The life that refugees live in the camps can be very different. Kakuma 1 was built in 1991 and the first arrivals live in the part that is called Kakuma 1. As they have lived there for years, it has turned into a lively town with different town parts such as Ethiopian and Somali. When I asked my Somali taxi driver to find change for my 1000 KES (9 EUR), he just stopped and aksed the first guy who took out quite a lot of money from his pocket and gave us the change. So. Yes. There are people who have lived in the camp for more than 20 years and some have very comfortable life with their different businesses inside the camp. Each block has its water point and each part of Kakuma has its own free hospital, primary schools and at least one secondary school. People are the most thankful for the education, water and security. Which leads to the problematic question…of…food.
Whatever I ask the refugees about, the discussion usually ends up talking about food. The rations have been given out once a month. In the beginning. For each family according to the number of people. People say that the rations last for about 15 days. Ater this. They ask neighbours or borrow. And give back when they get new rations. That goes for the people who have no business to support themselves. Seems that however small additional business people have, it is a huga advatange. It is forbidden to get firewood from around the camp and the hosting community, the Turkana people, are serious about this question. „When they find you taking down a tree, they can kill you or rape you“. There is an agency that gives people firewood after every 3 months. Which is too less. They have nothing to cook with. And they sell their food rations to cook. Moreover, because they have been given maize, they need to grind it into flour. This also costs. They need to sell the rations. To buy shoes. Sell the rations. Sanitary needs. Sell the rations. Books, pens for children. Sell the rations.
Those who have opened their small caffee, shop or have small plot with vegetables are very thankful and positive, as they are doing well compared to so many.
So, tomorrow. I go to the reception centre to see how the new arrivals are transported to their new homes.
I have very contradictory feelings. In one hand, I would like to tell the refugees that look at all these things that have been given to you and be thankful. But when I was about to make that statement, I was invited for lunch. I shared the daily refugee food with the block leader Thomas and I could not eat more than few spoonfuls. He ate all. Cause that was it for today. The food didn’t have much taste, leave alone nutritians.
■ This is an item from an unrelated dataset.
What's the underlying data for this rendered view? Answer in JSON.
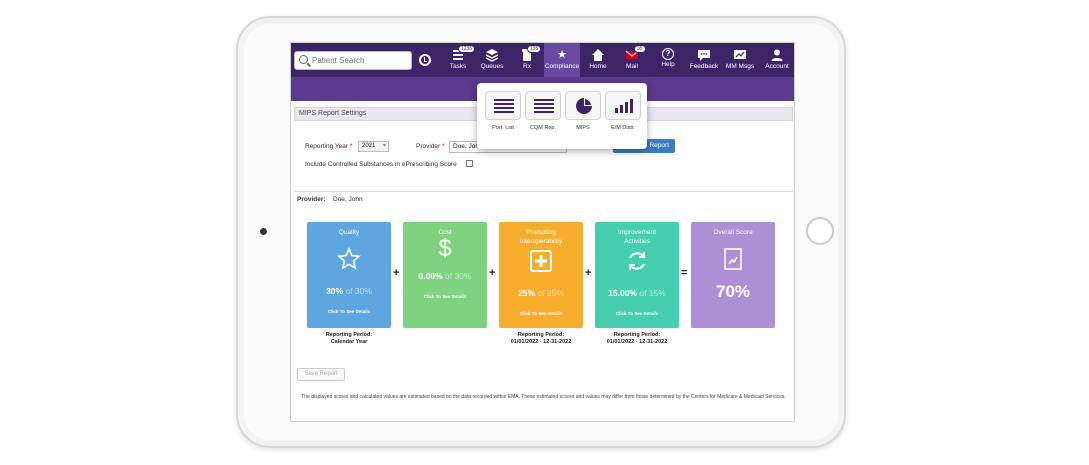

I wonder if the people who live off from food rations ever eat vegetables. Then I felt like taking this food to the fancy Nairobi office and ask the people who make decisions to eat that for a week. Cause I even could not for one meal. However, as I said, the people working here are very hardworking and concerned. I hope they have got enough appreciation.